--- Task requirements ---
Return all of the lines below exactly as they are.

[Website and app data records]
════════════════════

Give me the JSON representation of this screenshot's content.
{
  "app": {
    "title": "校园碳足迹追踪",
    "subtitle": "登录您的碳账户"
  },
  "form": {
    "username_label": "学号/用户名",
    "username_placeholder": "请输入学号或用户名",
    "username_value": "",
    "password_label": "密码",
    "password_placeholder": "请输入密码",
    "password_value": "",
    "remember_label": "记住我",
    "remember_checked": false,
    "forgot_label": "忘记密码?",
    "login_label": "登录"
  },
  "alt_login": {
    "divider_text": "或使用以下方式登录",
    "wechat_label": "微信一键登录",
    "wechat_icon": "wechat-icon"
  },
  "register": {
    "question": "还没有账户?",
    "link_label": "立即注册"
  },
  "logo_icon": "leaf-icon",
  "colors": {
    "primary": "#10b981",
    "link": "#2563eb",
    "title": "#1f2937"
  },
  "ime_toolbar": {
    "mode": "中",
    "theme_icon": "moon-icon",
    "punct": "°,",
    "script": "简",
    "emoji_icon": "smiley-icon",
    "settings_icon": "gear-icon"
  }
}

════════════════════

--- Output below ---
Give me the JSON representation of this screenshot's content.
{
  "app": {
    "title": "校园碳足迹追踪",
    "subtitle": "登录您的碳账户"
  },
  "form": {
    "username_label": "学号/用户名",
    "username_placeholder": "请输入学号或用户名",
    "username_value": "",
    "password_label": "密码",
    "password_placeholder": "请输入密码",
    "password_value": "",
    "remember_label": "记住我",
    "remember_checked": false,
    "forgot_label": "忘记密码?",
    "login_label": "登录"
  },
  "alt_login": {
    "divider_text": "或使用以下方式登录",
    "wechat_label": "微信一键登录",
    "wechat_icon": "wechat-icon"
  },
  "register": {
    "question": "还没有账户?",
    "link_label": "立即注册"
  },
  "logo_icon": "leaf-icon",
  "colors": {
    "primary": "#10b981",
    "link": "#2563eb",
    "title": "#1f2937"
  },
  "ime_toolbar": {
    "mode": "中",
    "theme_icon": "moon-icon",
    "punct": "°,",
    "script": "简",
    "emoji_icon": "smiley-icon",
    "settings_icon": "gear-icon"
  }
}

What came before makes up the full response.